What milestones do, however, is get investors' attention. In this case, 11,000 seems noteworthy because it's roughly where the Dow stood just before Lehman Brothers collapsed in September 2008 -- the real start of the financial crisis. On Friday, Sep. 12, 2008 -- the last trading day before Lehman collapsed -- the Dow closed at 11,421. That we're nearly back to those levels even while so much as changed since then (and not in a good way) makes investors wonder: Are stocks overvalued? Reminded that markets have surged roughly 70%-80% (depending on which index you follow) since March 2009, it's becoming ever more popular to answer yes.

My Foolish colleague Alex Dumortier uses a metric called the cyclically adjusted price-to-earnings ratio to argue, fairly convincingly, that stocks are overvalued compared with historical averages. The stretched valuations of companies like (Nasdaq: AMZN) and Visa (NYSE: V) back this theory up. Just year to date, General Electric (NYSE: GE) is up 24%; Boeing (NYSE: BA) is up 34%. It's hard to be excited when big names have moved that much that fast.

But another way to put the rally into perspective is to compare the past year's surge with consensus forward-looking earnings estimates over the same period.

For now, we'll switch to the S&P 500 Average, since earnings estimates are more abundant for this index. Consider this chart, which begins on March 9, 2009, the day markets bottomed:

What this shows is pretty important, but doesn't get enough attention, so I'll write it in bold italics:

There is one thing that has surged farther and faster than stocks during most of this rally, and that's earnings estimates.

This is exactly what you want to see. That's what a healthy rally -- one built on rising profits, not expanded multiples -- should look like. In fact, if you look at the red line in the chart, showing forward-looking consensus earnings estimates, the S&P 500 is currently valued (not priced) at the same level it was in late March 2009, even though the index has since shot up some 50%. We love to marvel at the magnitude of the market's rally, but it's the surge in profit estimates -- and reported profits, too -- that has been most impressive.

Of course, you can take these forward-looking estimates with as many grains of salt as you'd like. Economists and analysts have a nasty tendency of being quite wrong. As Larry Summers, President Obama's economics advisor, famously quipped, "THERE ARE IDIOTS. Look around." Nothing is ever certain, even when highly paid people say so.  

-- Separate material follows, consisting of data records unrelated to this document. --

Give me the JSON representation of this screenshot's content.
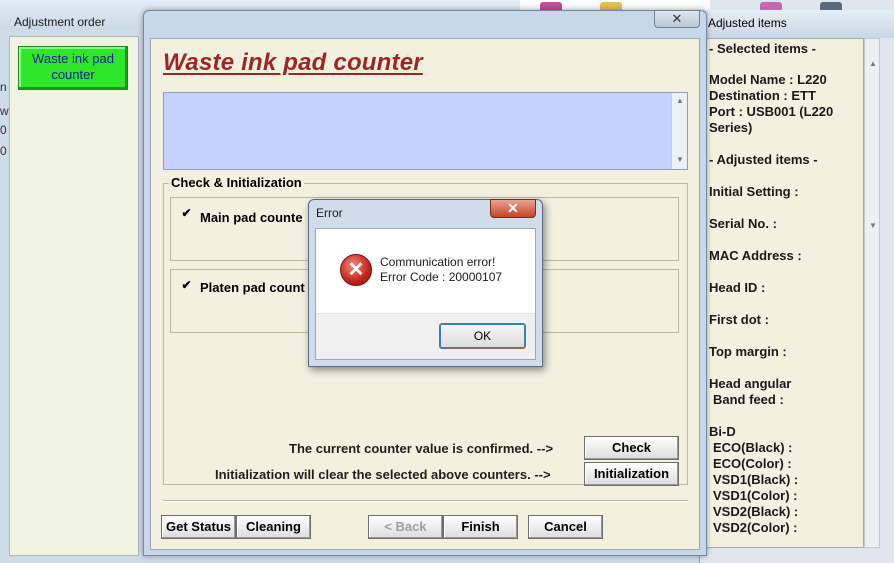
{
  "background_window": {
    "title": "Adjustment order",
    "waste_button_label": "Waste ink pad counter",
    "clipped_chars": [
      "n",
      "w",
      "0",
      "0"
    ]
  },
  "main_window": {
    "close_glyph": "✕",
    "title": "Waste ink pad counter",
    "group_label": "Check & Initialization",
    "main_pad_label": "Main pad counte",
    "platen_pad_label": "Platen pad count",
    "check_glyph": "✔",
    "confirm_statement": "The current counter value is confirmed. -->",
    "init_statement": "Initialization will clear the selected above counters. -->",
    "check_button": "Check",
    "init_button": "Initialization",
    "get_status_button": "Get Status",
    "cleaning_button": "Cleaning",
    "back_button": "< Back",
    "finish_button": "Finish",
    "cancel_button": "Cancel"
  },
  "right_panel": {
    "title": "Adjusted items",
    "selected_header": "- Selected items -",
    "model_name": "Model Name : L220",
    "destination": "Destination : ETT",
    "port_line1": "Port : USB001 (L220",
    "port_line2": "Series)",
    "adjusted_header": "- Adjusted items -",
    "initial_setting": "Initial Setting :",
    "serial_no": "Serial No. :",
    "mac_address": "MAC Address :",
    "head_id": "Head ID :",
    "first_dot": "First dot :",
    "top_margin": "Top margin :",
    "head_angular": "Head angular",
    "band_feed": "Band feed :",
    "bi_d": "Bi-D",
    "eco_black": "ECO(Black)  :",
    "eco_color": "ECO(Color)  :",
    "vsd1_black": "VSD1(Black) :",
    "vsd1_color": "VSD1(Color) :",
    "vsd2_black": "VSD2(Black) :",
    "vsd2_color": "VSD2(Color) :"
  },
  "error_dialog": {
    "title": "Error",
    "close_glyph": "✕",
    "icon_glyph": "✕",
    "message_line1": "Communication error!",
    "message_line2": "Error Code : 20000107",
    "ok_button": "OK"
  },
  "colors": {
    "title_red": "#a02626",
    "waste_button_green": "#2ee72a",
    "textbox_blue": "#c5d2fd",
    "panel_bg": "#f2f1e0"
  },
  "icons": [
    "error-icon",
    "close-icon",
    "checkbox-check-icon",
    "scroll-up-icon",
    "scroll-down-icon"
  ]
}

So answering "what's next?" after Dow 11,000 is wholly unknown, of course, and change the channel when someone says they do know. But I wouldn't take it as a sign that blind optimism has returned. For every sensible bearish argument, you can just as sensibly make a bullish one. Given forward-looking valuations, I'm tempted to lean toward the latter.

But I want to know what you think. How do you feel about the market? About valuations? About where we're headed next? Let 'er rip in the comments section below.

Fool contributor Morgan Housel doesn't own shares in any of the companies mentioned in this article. Apple and are Motley Fool Stock Advisor recommendations. The Fool has a disclosure policy.